### Work to be completed:
Read through the lines below and copy the ones holding the string "Method".

*** Opening of Task inputs ***

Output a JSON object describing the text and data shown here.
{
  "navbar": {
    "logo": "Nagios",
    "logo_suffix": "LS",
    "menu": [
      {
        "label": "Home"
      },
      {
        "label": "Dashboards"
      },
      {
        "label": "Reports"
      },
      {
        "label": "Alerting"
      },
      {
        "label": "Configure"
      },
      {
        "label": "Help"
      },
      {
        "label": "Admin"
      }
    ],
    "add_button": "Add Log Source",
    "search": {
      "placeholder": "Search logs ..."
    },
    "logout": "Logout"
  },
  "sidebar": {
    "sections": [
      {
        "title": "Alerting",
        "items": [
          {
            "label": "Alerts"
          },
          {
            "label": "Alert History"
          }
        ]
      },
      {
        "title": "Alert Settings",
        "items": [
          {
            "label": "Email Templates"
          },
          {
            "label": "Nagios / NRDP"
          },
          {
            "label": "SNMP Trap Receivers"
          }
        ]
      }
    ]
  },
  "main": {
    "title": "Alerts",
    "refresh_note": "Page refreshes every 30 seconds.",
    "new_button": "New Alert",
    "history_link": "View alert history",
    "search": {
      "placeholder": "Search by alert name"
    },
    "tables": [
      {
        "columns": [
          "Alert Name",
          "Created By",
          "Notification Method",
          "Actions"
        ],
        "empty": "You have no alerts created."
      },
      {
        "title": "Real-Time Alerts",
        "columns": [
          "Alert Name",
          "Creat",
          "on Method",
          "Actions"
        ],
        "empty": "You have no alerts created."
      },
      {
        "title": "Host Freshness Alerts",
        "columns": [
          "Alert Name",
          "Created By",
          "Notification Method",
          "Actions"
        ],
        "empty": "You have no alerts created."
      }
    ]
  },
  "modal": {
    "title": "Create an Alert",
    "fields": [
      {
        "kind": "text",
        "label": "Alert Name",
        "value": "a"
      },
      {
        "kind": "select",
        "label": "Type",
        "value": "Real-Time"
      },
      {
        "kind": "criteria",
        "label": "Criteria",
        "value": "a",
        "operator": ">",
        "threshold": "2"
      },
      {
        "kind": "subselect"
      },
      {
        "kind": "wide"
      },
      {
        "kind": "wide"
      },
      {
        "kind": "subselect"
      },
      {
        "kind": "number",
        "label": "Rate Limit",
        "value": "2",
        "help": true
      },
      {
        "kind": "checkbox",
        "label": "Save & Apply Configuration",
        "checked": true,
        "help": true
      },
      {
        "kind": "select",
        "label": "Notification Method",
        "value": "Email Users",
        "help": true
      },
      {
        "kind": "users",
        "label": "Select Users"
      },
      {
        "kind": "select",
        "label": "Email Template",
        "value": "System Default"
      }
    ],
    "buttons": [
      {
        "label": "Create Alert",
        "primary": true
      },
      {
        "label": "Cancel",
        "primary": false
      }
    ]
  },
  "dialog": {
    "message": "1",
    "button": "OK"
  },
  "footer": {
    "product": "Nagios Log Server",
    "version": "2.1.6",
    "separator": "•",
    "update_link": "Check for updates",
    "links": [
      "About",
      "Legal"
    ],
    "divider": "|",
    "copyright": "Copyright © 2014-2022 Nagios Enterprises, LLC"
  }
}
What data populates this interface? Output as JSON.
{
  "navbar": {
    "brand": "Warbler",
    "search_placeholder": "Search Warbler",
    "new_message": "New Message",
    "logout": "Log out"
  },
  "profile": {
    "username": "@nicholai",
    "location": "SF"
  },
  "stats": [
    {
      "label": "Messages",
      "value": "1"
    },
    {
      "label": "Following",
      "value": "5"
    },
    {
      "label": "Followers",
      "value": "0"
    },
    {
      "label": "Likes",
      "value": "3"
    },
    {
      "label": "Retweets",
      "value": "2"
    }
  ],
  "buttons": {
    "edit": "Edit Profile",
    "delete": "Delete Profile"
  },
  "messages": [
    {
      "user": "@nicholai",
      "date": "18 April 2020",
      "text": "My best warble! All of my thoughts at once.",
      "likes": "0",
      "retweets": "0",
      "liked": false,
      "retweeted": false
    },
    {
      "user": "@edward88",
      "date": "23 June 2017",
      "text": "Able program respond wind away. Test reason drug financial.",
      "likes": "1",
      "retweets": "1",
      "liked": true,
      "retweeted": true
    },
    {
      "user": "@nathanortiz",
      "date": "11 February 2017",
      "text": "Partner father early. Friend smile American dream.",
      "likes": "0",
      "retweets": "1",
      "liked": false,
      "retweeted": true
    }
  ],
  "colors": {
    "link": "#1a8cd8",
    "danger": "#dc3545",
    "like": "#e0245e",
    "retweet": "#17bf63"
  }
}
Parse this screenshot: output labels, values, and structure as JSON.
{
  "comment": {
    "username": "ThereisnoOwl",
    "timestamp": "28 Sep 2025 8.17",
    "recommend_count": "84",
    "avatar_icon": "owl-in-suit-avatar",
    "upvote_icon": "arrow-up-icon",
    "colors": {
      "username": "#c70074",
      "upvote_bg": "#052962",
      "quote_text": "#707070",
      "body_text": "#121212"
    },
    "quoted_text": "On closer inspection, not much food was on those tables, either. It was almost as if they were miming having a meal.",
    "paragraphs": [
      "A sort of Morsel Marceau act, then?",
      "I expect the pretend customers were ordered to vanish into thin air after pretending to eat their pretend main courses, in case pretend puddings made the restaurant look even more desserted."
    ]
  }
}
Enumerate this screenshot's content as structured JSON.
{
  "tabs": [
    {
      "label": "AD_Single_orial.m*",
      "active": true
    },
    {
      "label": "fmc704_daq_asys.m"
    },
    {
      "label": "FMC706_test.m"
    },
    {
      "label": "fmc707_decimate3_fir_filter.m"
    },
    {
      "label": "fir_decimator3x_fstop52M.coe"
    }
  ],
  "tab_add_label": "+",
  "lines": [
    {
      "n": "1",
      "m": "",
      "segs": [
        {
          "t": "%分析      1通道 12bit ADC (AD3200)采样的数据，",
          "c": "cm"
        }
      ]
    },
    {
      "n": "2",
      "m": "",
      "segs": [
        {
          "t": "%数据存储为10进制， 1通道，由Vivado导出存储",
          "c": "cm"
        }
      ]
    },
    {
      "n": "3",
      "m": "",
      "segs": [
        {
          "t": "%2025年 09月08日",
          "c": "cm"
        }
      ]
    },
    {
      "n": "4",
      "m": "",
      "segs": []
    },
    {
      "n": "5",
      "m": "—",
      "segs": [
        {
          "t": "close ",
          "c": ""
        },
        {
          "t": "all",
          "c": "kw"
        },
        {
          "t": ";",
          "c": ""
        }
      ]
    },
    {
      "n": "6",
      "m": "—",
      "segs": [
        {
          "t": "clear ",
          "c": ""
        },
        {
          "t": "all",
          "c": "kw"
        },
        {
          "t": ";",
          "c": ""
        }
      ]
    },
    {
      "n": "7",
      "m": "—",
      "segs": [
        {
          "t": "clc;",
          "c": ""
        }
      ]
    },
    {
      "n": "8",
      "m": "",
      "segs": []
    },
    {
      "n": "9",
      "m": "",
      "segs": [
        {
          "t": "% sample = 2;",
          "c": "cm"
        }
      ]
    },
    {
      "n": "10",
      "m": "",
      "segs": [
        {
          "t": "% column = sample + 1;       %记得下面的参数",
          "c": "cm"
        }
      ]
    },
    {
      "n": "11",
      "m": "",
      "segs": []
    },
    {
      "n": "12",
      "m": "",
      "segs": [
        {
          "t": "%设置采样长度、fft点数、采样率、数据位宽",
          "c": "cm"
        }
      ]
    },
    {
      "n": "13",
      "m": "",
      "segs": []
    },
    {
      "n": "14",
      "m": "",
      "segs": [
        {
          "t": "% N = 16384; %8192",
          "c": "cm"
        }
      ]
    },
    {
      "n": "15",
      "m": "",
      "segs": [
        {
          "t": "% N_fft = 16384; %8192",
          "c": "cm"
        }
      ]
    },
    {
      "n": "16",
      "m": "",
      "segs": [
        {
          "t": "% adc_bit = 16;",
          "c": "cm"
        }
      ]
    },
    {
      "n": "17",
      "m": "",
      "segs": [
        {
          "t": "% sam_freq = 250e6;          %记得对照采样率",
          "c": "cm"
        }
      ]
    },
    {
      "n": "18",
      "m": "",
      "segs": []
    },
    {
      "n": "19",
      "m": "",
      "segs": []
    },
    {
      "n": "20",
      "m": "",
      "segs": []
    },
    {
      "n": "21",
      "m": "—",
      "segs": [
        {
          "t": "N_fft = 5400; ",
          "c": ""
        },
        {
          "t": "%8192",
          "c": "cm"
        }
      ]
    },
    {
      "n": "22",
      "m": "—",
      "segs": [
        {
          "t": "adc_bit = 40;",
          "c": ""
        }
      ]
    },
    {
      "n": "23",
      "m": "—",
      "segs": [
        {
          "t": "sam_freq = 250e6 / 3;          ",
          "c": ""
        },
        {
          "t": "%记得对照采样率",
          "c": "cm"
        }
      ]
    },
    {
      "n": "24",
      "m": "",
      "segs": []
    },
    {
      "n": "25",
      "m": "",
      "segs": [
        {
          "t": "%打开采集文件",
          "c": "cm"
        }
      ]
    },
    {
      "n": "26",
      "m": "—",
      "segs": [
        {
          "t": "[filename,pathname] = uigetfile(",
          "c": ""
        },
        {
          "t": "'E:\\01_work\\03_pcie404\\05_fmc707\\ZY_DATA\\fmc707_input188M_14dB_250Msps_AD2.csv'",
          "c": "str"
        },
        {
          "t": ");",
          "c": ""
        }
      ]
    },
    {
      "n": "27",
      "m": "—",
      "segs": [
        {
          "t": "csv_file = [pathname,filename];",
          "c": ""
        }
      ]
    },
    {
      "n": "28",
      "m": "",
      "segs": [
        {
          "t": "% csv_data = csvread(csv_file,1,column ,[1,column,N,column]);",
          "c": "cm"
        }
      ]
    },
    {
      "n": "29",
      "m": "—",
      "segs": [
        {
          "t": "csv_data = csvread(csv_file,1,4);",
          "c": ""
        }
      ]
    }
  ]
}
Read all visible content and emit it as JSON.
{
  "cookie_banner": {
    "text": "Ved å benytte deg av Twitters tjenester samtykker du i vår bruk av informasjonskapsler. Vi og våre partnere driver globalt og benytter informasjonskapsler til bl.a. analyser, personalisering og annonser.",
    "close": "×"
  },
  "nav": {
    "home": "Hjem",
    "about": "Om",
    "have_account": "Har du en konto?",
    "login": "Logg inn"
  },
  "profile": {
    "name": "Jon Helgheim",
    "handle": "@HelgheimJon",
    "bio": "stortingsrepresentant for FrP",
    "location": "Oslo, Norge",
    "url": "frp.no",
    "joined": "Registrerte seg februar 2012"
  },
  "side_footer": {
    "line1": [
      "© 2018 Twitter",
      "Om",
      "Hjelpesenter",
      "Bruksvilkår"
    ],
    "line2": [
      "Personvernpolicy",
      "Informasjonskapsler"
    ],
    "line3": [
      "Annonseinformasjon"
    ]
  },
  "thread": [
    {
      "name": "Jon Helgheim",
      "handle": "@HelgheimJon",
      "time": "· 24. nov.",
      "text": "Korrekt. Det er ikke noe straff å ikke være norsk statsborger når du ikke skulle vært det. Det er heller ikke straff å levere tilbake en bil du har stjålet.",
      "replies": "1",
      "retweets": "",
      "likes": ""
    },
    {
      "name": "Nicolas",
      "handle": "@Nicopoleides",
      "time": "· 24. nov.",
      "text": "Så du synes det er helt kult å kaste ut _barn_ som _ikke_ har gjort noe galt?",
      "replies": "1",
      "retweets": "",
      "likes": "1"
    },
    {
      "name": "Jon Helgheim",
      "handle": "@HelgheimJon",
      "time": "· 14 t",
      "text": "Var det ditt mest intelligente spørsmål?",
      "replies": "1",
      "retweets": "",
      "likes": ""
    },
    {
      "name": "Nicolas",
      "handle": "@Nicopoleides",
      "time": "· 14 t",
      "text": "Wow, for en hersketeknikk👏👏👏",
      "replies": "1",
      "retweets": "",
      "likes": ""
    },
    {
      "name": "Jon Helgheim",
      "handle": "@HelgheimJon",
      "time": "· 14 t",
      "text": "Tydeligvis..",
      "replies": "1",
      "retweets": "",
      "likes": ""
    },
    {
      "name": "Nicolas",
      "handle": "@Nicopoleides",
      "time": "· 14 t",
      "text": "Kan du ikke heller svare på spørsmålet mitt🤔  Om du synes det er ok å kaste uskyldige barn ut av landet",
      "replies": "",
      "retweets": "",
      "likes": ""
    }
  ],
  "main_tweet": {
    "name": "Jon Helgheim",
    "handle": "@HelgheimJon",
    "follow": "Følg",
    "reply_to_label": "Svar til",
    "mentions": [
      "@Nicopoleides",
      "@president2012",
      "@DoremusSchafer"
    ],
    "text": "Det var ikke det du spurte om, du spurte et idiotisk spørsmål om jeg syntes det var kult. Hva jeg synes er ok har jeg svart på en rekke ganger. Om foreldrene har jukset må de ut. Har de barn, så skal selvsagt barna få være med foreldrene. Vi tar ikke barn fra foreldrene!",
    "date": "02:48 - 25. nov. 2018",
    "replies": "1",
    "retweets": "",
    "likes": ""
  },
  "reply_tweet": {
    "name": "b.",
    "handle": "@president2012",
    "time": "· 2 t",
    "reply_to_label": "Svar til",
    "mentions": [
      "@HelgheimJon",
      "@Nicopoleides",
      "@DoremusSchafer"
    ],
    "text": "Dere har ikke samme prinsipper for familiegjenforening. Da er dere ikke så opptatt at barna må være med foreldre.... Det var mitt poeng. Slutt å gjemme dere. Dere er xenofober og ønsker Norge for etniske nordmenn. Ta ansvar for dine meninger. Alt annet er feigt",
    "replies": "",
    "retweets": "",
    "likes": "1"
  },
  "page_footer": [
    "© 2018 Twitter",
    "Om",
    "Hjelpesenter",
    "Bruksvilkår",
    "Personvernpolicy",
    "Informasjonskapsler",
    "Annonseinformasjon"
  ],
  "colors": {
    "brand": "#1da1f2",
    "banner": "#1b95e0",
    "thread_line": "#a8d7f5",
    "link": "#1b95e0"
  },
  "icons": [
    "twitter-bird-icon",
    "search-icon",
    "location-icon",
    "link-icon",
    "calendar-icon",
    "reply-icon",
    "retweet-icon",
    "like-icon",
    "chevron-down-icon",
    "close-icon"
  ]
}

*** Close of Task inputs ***

### Answer for the task:
          "Notification Method",
          "on Method",
          "Notification Method",
        "label": "Notification Method",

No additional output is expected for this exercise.